ACTIVITY:
This exercise asks for a copy of each line in the records below with the word "JSON" in it.

Items from a dataset:

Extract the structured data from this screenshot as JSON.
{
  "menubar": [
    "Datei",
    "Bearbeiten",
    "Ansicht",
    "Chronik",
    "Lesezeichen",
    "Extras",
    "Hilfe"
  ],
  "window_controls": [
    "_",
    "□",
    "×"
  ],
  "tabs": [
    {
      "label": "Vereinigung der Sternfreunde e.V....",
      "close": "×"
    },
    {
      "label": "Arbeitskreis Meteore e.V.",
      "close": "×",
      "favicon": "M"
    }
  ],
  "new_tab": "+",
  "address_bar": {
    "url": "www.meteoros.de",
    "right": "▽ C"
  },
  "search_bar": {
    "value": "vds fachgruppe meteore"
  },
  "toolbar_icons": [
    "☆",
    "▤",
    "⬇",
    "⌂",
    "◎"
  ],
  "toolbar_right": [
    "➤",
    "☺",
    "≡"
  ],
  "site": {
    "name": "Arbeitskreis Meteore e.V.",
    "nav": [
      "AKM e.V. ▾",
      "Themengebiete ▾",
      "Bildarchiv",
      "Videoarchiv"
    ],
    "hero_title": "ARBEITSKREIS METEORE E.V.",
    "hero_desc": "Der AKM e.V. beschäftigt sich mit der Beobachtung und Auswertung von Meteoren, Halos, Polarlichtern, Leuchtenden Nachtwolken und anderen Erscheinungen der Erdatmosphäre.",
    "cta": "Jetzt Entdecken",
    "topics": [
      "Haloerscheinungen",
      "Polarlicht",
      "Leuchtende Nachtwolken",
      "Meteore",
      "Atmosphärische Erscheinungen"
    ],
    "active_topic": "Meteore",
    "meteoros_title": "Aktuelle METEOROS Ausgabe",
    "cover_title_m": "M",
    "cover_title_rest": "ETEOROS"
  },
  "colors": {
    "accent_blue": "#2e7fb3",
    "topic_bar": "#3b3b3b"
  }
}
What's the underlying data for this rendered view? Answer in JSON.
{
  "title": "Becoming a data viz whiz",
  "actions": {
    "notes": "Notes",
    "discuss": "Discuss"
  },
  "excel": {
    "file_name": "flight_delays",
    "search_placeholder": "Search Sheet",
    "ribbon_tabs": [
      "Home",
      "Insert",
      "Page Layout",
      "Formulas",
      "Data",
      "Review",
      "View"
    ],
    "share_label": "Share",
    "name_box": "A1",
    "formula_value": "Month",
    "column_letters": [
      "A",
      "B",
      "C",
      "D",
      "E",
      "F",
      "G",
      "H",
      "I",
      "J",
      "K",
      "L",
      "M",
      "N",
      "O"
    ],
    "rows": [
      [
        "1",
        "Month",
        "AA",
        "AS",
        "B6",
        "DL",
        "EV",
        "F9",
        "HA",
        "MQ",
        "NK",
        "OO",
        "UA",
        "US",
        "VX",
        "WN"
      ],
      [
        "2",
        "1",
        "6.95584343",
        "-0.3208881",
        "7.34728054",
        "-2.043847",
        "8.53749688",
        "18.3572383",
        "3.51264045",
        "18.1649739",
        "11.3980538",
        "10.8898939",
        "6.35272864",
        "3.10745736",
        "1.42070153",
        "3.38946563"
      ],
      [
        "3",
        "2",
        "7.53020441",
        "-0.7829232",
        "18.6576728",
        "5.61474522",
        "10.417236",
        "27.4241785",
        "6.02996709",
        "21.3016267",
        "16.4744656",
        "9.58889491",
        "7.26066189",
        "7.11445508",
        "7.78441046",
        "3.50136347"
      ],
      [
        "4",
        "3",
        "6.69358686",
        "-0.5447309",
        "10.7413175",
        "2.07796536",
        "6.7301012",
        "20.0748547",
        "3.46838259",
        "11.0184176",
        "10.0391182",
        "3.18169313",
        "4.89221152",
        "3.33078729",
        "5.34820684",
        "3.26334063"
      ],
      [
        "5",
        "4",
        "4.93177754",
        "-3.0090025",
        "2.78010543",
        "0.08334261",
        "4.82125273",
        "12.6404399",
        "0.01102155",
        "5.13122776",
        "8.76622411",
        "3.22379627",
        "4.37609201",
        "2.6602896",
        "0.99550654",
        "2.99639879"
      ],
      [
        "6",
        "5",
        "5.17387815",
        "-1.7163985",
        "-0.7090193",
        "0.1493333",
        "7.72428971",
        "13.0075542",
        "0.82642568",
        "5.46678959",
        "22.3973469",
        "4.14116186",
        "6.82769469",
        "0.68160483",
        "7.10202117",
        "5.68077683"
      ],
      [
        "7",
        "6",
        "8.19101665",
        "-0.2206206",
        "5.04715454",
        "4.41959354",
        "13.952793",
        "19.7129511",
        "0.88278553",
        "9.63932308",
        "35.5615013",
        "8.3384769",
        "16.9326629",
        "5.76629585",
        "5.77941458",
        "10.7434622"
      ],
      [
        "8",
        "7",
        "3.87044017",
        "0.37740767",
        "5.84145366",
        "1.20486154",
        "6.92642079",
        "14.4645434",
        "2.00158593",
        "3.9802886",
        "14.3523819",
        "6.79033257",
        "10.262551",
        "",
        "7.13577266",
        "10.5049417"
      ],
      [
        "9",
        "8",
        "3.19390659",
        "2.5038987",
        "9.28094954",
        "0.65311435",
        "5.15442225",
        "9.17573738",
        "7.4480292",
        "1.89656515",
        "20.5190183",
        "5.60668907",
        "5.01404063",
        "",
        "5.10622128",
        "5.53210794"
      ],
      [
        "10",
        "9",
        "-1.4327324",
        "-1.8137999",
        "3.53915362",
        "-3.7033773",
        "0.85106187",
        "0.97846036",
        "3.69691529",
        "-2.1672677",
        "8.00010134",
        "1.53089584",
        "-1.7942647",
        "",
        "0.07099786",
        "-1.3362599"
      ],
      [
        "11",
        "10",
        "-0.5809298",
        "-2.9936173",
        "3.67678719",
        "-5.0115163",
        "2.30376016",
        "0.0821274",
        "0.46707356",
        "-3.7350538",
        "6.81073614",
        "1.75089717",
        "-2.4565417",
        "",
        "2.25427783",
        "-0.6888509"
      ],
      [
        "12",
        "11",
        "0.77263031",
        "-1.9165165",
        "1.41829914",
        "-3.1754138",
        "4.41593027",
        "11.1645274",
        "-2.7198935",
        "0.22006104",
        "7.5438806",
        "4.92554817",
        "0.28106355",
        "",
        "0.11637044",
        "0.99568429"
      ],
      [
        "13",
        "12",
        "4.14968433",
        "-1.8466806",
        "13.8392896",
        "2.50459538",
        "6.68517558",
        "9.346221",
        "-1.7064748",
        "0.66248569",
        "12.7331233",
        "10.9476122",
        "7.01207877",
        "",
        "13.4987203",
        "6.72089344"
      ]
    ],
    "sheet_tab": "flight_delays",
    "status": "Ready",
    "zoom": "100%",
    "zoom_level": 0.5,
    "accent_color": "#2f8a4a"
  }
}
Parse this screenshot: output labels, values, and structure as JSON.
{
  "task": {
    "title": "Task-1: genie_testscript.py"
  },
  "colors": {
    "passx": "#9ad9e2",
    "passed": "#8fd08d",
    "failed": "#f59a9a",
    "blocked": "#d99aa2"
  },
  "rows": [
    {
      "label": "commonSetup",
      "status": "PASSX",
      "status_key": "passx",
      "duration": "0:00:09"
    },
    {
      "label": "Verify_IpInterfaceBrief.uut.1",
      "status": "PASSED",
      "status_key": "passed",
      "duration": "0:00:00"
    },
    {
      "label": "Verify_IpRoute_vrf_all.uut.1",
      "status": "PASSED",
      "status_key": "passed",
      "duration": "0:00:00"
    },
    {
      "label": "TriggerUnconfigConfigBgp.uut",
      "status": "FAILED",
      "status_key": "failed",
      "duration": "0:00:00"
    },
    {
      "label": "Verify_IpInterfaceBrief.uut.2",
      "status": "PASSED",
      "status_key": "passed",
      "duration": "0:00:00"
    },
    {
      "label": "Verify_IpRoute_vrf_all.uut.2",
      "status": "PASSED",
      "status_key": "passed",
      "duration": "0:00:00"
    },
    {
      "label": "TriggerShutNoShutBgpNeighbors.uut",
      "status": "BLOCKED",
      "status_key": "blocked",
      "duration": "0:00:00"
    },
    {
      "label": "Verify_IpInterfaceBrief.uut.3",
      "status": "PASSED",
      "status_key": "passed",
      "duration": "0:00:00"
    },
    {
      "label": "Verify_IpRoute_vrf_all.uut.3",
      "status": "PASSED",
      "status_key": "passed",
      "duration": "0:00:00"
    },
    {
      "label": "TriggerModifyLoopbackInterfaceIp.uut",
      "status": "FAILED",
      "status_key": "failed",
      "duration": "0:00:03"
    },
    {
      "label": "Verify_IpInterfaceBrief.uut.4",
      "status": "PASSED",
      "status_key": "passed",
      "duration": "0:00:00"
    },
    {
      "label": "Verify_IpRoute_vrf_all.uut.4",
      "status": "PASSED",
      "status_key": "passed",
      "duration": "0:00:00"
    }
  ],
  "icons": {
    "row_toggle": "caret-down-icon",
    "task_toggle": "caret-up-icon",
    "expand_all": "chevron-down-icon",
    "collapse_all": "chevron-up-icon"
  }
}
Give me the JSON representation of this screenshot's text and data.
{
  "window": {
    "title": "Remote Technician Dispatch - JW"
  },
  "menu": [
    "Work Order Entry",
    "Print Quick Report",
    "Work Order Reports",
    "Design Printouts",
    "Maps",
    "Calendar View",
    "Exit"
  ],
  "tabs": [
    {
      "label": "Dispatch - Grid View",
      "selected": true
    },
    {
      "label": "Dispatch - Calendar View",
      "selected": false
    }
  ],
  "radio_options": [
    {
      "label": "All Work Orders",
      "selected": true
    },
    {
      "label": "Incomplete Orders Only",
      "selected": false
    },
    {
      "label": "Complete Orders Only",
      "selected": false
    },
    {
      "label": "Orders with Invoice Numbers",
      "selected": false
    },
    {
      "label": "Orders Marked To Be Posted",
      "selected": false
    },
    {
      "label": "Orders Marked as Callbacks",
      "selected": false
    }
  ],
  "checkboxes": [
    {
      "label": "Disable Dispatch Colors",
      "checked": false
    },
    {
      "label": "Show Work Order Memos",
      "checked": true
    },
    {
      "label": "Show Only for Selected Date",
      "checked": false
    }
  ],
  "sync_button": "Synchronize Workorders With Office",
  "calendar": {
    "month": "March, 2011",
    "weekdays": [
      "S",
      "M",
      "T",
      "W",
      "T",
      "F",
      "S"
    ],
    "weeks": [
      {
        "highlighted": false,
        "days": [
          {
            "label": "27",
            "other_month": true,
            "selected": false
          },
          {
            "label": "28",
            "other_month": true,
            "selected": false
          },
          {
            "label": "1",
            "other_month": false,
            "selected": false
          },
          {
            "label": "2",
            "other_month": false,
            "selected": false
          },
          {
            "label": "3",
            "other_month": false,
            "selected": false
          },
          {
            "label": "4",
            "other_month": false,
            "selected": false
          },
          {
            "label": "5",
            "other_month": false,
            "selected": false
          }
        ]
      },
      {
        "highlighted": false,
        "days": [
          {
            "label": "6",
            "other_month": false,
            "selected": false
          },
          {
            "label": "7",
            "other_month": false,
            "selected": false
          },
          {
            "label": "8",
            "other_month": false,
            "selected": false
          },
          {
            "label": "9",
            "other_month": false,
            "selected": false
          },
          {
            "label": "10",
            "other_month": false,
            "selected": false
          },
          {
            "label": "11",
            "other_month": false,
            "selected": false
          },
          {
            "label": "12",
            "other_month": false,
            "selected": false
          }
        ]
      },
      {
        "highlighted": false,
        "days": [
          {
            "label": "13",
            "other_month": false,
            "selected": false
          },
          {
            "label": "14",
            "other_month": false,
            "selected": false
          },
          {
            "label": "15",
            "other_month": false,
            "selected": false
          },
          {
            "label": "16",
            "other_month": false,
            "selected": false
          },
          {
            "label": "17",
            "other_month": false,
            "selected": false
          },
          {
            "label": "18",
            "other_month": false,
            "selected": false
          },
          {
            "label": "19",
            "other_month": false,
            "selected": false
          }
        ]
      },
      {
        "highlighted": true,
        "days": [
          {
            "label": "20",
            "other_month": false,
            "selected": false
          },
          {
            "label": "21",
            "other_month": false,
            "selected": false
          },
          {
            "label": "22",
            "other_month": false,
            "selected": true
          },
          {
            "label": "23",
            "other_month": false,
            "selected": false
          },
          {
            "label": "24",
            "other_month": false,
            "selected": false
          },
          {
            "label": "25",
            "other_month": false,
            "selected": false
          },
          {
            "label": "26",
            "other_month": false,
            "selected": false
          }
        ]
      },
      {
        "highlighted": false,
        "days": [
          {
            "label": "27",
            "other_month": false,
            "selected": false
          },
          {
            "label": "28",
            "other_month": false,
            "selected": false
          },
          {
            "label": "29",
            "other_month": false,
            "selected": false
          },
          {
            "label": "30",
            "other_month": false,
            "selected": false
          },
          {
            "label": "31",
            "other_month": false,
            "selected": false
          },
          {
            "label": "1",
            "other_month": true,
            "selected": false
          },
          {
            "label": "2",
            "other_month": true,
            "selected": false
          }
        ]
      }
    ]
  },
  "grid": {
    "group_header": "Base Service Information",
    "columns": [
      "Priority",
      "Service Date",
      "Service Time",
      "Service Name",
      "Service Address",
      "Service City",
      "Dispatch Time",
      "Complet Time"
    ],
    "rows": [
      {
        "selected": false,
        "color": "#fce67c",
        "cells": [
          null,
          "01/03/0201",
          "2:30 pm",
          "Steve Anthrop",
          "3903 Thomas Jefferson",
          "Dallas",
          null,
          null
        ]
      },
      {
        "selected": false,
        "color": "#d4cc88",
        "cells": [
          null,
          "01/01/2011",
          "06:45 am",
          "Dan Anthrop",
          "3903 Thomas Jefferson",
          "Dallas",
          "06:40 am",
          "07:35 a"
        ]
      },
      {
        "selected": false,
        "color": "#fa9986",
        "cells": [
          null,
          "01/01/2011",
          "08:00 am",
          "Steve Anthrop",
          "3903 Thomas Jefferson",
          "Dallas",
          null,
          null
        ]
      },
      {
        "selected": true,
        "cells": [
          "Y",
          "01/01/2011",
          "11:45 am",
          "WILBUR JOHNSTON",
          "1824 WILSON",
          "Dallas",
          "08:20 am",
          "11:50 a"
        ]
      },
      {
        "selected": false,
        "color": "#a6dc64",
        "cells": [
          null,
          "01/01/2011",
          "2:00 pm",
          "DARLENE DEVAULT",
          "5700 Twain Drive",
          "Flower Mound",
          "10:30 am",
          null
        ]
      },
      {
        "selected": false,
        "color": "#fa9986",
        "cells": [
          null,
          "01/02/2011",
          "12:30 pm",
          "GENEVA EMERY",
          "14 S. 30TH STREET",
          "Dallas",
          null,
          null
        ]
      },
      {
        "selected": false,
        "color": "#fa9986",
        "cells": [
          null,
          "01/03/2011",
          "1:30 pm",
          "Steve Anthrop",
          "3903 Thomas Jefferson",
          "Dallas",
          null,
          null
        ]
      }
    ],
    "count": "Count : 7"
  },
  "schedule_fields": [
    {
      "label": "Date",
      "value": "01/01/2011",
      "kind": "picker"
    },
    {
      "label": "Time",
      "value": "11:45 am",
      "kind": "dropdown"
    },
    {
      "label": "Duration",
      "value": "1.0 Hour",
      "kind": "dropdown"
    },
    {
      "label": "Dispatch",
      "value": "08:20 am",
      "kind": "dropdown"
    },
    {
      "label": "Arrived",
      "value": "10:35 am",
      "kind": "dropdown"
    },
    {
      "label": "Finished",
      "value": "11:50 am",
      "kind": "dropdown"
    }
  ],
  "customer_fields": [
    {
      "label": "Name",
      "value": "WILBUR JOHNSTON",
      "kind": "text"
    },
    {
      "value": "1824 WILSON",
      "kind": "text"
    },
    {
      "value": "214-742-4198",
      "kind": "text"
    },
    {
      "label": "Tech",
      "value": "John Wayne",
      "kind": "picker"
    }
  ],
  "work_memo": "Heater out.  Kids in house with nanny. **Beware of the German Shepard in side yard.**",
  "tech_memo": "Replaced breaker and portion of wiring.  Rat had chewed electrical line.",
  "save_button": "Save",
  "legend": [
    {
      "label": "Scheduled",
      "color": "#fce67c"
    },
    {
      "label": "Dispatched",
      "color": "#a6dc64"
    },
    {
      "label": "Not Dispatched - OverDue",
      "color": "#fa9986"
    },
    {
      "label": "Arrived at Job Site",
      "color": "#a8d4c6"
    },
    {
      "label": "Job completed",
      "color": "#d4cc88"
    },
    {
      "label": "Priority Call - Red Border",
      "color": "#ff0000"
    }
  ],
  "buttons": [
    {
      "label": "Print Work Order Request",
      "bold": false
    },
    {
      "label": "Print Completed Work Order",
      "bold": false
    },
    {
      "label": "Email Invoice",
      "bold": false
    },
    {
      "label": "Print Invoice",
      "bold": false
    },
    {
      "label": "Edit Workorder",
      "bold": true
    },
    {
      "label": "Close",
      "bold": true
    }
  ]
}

SOLUTION TO THIS TASK:
Extract the structured data from this screenshot as JSON.
What's the underlying data for this rendered view? Answer in JSON.
Parse this screenshot: output labels, values, and structure as JSON.
Give me the JSON representation of this screenshot's text and data.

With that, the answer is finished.